IAFN, in collaboration with one of its partners, the Tianguis Alternativos Bosque de Agua, organized an Analog Forestry workshop in Querétaro, Mexico. The workshop aimed to involve new actors and expand the reach of Analog Forestry in the country. The activities took place between the 18th and 21st of April, in Kibbutz, an agricultural community and training centre for civil society organizations, located north of Querétaro, in the state of Guanajuato.

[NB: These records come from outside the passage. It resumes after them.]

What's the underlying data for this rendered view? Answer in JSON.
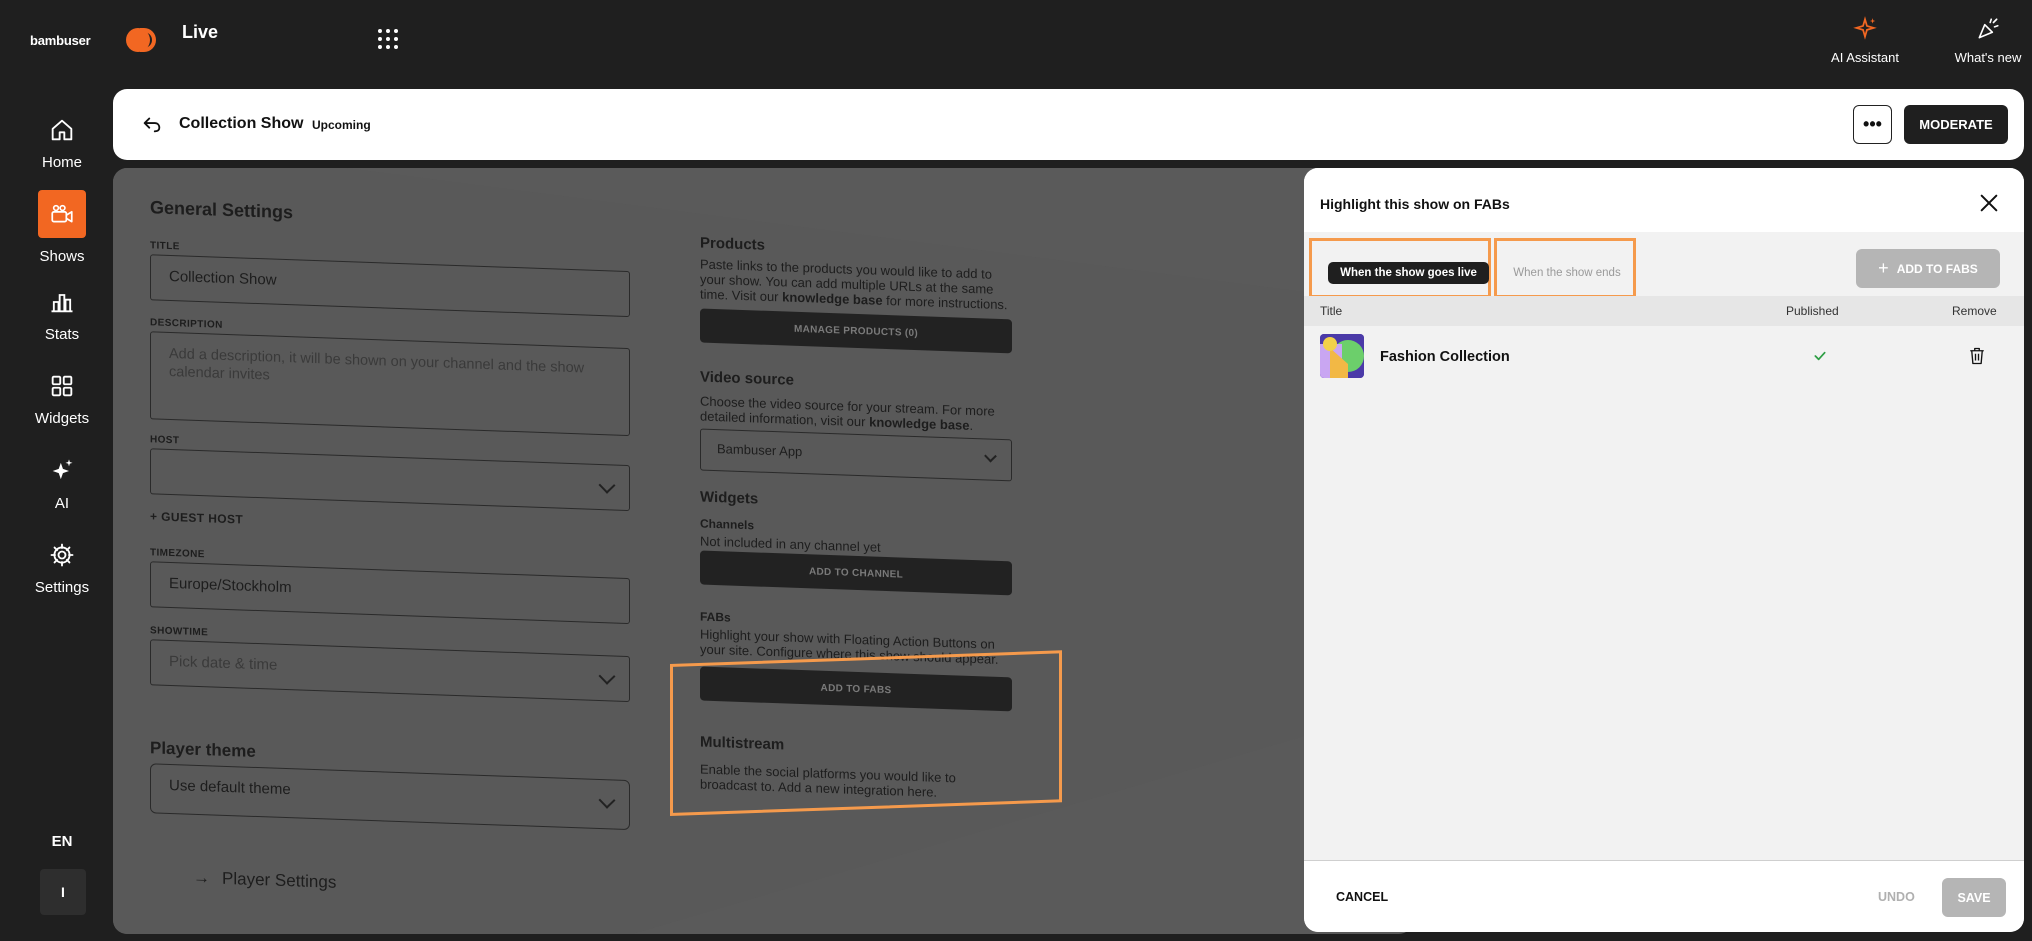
{
  "topbar": {
    "brand": "bambuser",
    "app_name": "Live",
    "ai_assistant_label": "AI Assistant",
    "whats_new_label": "What's new"
  },
  "sidenav": {
    "items": [
      {
        "label": "Home",
        "icon": "home-icon"
      },
      {
        "label": "Shows",
        "icon": "camera-icon",
        "active": true
      },
      {
        "label": "Stats",
        "icon": "bar-chart-icon"
      },
      {
        "label": "Widgets",
        "icon": "widgets-icon"
      },
      {
        "label": "AI",
        "icon": "sparkle-icon"
      },
      {
        "label": "Settings",
        "icon": "gear-icon"
      }
    ],
    "language": "EN",
    "avatar_initial": "I"
  },
  "header": {
    "title": "Collection Show",
    "status": "Upcoming",
    "moderate_label": "MODERATE"
  },
  "form": {
    "general_title": "General Settings",
    "title_label": "TITLE",
    "title_value": "Collection Show",
    "description_label": "DESCRIPTION",
    "description_placeholder": "Add a description, it will be shown on your channel and the show calendar invites",
    "host_label": "HOST",
    "guest_host": "+ GUEST HOST",
    "timezone_label": "TIMEZONE",
    "timezone_value": "Europe/Stockholm",
    "showtime_label": "SHOWTIME",
    "showtime_placeholder": "Pick date & time",
    "player_theme_title": "Player theme",
    "player_theme_value": "Use default theme",
    "player_settings": "Player Settings",
    "products_title": "Products",
    "products_text_pre": "Paste links to the products you would like to add to your show. You can add multiple URLs at the same time. Visit our ",
    "products_link": "knowledge base",
    "products_text_post": " for more instructions.",
    "manage_products": "MANAGE PRODUCTS (0)",
    "video_source_title": "Video source",
    "video_source_text_pre": "Choose the video source for your stream. For more detailed information, visit our ",
    "video_source_link": "knowledge base",
    "video_source_text_post": ".",
    "video_source_value": "Bambuser App",
    "widgets_title": "Widgets",
    "channels_label": "Channels",
    "channels_text": "Not included in any channel yet",
    "add_to_channel": "ADD TO CHANNEL",
    "fabs_label": "FABs",
    "fabs_text": "Highlight your show with Floating Action Buttons on your site. Configure where this show should appear.",
    "add_to_fabs": "ADD TO FABS",
    "multistream_title": "Multistream",
    "multistream_text": "Enable the social platforms you would like to broadcast to. Add a new integration here."
  },
  "drawer": {
    "title": "Highlight this show on FABs",
    "tabs": {
      "live": "When the show goes live",
      "ends": "When the show ends"
    },
    "add_to_fabs": "ADD TO FABS",
    "columns": {
      "title": "Title",
      "published": "Published",
      "remove": "Remove"
    },
    "rows": [
      {
        "title": "Fashion Collection",
        "published": true
      }
    ],
    "cancel": "CANCEL",
    "undo": "UNDO",
    "save": "SAVE"
  },
  "colors": {
    "accent": "#f26722",
    "highlight": "#f59a4c",
    "background": "#1f1f1f",
    "published_check": "#2e9e44"
  }
}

The focus of this workshop was to share the methodology of Analog Forestry (AF) with the participants, emphasizing the possibility of converting degraded areas into productive forests. Seventeen people were in attendance, including professionals in biology, agroecology, and agronomy, organic producers from the area, as well as students and academics from the Universidad Autónoma de Chapingo. The diverse group shared their opinions and doubts about applying AF methodology in subtropical areas whose harsh climate leads to frequent water shortages.

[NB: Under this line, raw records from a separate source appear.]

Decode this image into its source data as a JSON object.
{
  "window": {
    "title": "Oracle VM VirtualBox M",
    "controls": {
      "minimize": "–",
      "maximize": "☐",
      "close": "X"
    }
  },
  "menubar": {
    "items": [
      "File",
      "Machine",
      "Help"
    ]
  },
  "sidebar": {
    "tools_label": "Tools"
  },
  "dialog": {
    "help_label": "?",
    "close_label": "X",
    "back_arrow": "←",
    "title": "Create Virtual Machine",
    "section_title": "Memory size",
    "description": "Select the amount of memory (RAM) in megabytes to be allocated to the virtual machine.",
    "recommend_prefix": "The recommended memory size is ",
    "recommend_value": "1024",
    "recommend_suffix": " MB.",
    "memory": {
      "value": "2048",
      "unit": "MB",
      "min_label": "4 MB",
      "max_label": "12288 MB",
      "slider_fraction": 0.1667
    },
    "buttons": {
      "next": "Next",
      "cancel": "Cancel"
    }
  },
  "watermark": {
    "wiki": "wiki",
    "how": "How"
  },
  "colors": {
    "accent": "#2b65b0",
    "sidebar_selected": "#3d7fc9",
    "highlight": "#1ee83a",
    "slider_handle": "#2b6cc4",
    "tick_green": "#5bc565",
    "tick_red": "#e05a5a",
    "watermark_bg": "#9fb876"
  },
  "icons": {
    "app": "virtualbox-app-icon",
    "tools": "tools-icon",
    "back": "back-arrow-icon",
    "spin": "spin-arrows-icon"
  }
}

Mamerto Valerio and Oscar Rivera, instructors from the Dominican Republic and Costa Rica, respectively, shared their experiences and achievements in the growing field of Analog Forestry, recognizing that while the tropics hold the most favourable conditions for biodiversity restorations, AF remains a viable methodology in sub-tropical or temperate zones. In fact, during a field visit to Sierra Gorda, we were able to see that even in the arid conditions of the highlands, natural forests could predominate. Through this demonstration, participants were challenged to delve further into the guiding principles of AF, so that with time and practice they could adapt them to their environments.
For IAFN, it is a pleasure to have more people practicing AF in Mexico, and we hope to be able to follow up on their individual initiatives, in order to be able to promote AF methods at different levels. Zuu Santos, of GaiaSana, explained how much AF interested her for her projects of sustainable production in Hidalgo and Oaxaca, where people are interested in planting forests with high levels of diversity that are oriented towards commercialization in local markets.
By: Eduardo Aguilar-EspinozaReturn to Galleries